The task
Exact copy, no pictures: output each line below as it stands.

Excerpts from a dataset:

——————

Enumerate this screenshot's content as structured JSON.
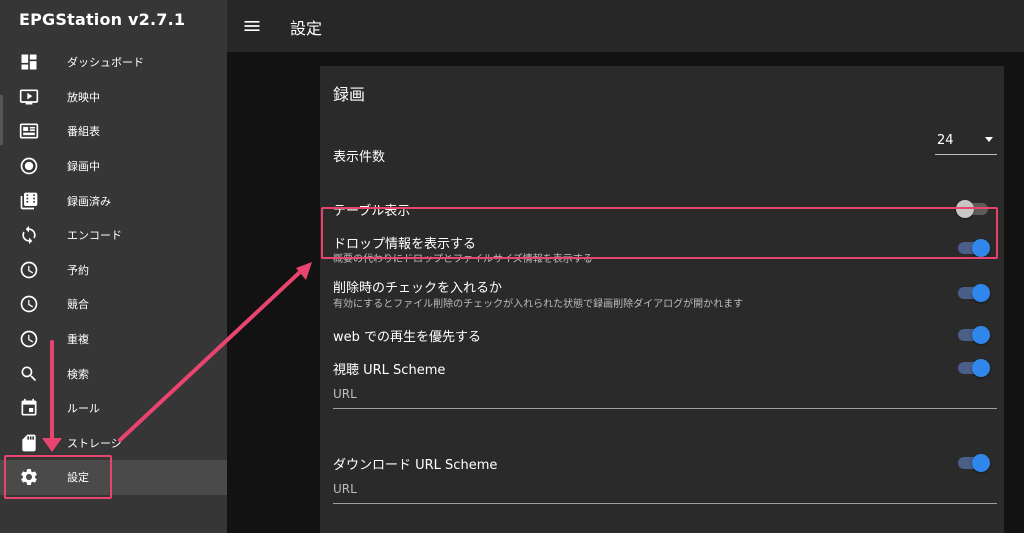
{
  "app": {
    "title": "EPGStation v2.7.1"
  },
  "header": {
    "title": "設定",
    "menu_icon": "menu-icon"
  },
  "sidebar": {
    "items": [
      {
        "label": "ダッシュボード",
        "icon": "dashboard-icon"
      },
      {
        "label": "放映中",
        "icon": "live-tv-icon"
      },
      {
        "label": "番組表",
        "icon": "program-guide-icon"
      },
      {
        "label": "録画中",
        "icon": "recording-icon"
      },
      {
        "label": "録画済み",
        "icon": "recorded-icon"
      },
      {
        "label": "エンコード",
        "icon": "encode-icon"
      },
      {
        "label": "予約",
        "icon": "clock-icon"
      },
      {
        "label": "競合",
        "icon": "clock-icon"
      },
      {
        "label": "重複",
        "icon": "clock-icon"
      },
      {
        "label": "検索",
        "icon": "search-icon"
      },
      {
        "label": "ルール",
        "icon": "calendar-icon"
      },
      {
        "label": "ストレージ",
        "icon": "sd-card-icon"
      },
      {
        "label": "設定",
        "icon": "gear-icon",
        "active": true
      }
    ]
  },
  "settings": {
    "section_title": "録画",
    "page_size": {
      "label": "表示件数",
      "value": "24"
    },
    "table_view": {
      "label": "テーブル表示",
      "enabled": false
    },
    "show_drop": {
      "label": "ドロップ情報を表示する",
      "sub": "概要の代わりにドロップとファイルサイズ情報を表示する",
      "enabled": true
    },
    "delete_check": {
      "label": "削除時のチェックを入れるか",
      "sub": "有効にするとファイル削除のチェックが入れられた状態で録画削除ダイアログが開かれます",
      "enabled": true
    },
    "web_playback": {
      "label": "web での再生を優先する",
      "enabled": true
    },
    "view_url": {
      "label": "視聴 URL Scheme",
      "enabled": true,
      "placeholder": "URL"
    },
    "download_url": {
      "label": "ダウンロード URL Scheme",
      "enabled": true,
      "placeholder": "URL"
    }
  },
  "colors": {
    "accent": "#2f86eb",
    "highlight": "#e8446e"
  }
}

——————

Answer
Enumerate this screenshot's content as structured JSON.
{
  "app": {
    "title": "EPGStation v2.7.1"
  },
  "header": {
    "title": "設定",
    "menu_icon": "menu-icon"
  },
  "sidebar": {
    "items": [
      {
        "label": "ダッシュボード",
        "icon": "dashboard-icon"
      },
      {
        "label": "放映中",
        "icon": "live-tv-icon"
      },
      {
        "label": "番組表",
        "icon": "program-guide-icon"
      },
      {
        "label": "録画中",
        "icon": "recording-icon"
      },
      {
        "label": "録画済み",
        "icon": "recorded-icon"
      },
      {
        "label": "エンコード",
        "icon": "encode-icon"
      },
      {
        "label": "予約",
        "icon": "clock-icon"
      },
      {
        "label": "競合",
        "icon": "clock-icon"
      },
      {
        "label": "重複",
        "icon": "clock-icon"
      },
      {
        "label": "検索",
        "icon": "search-icon"
      },
      {
        "label": "ルール",
        "icon": "calendar-icon"
      },
      {
        "label": "ストレージ",
        "icon": "sd-card-icon"
      },
      {
        "label": "設定",
        "icon": "gear-icon",
        "active": true
      }
    ]
  },
  "settings": {
    "section_title": "録画",
    "page_size": {
      "label": "表示件数",
      "value": "24"
    },
    "table_view": {
      "label": "テーブル表示",
      "enabled": false
    },
    "show_drop": {
      "label": "ドロップ情報を表示する",
      "sub": "概要の代わりにドロップとファイルサイズ情報を表示する",
      "enabled": true
    },
    "delete_check": {
      "label": "削除時のチェックを入れるか",
      "sub": "有効にするとファイル削除のチェックが入れられた状態で録画削除ダイアログが開かれます",
      "enabled": true
    },
    "web_playback": {
      "label": "web での再生を優先する",
      "enabled": true
    },
    "view_url": {
      "label": "視聴 URL Scheme",
      "enabled": true,
      "placeholder": "URL"
    },
    "download_url": {
      "label": "ダウンロード URL Scheme",
      "enabled": true,
      "placeholder": "URL"
    }
  },
  "colors": {
    "accent": "#2f86eb",
    "highlight": "#e8446e"
  }
}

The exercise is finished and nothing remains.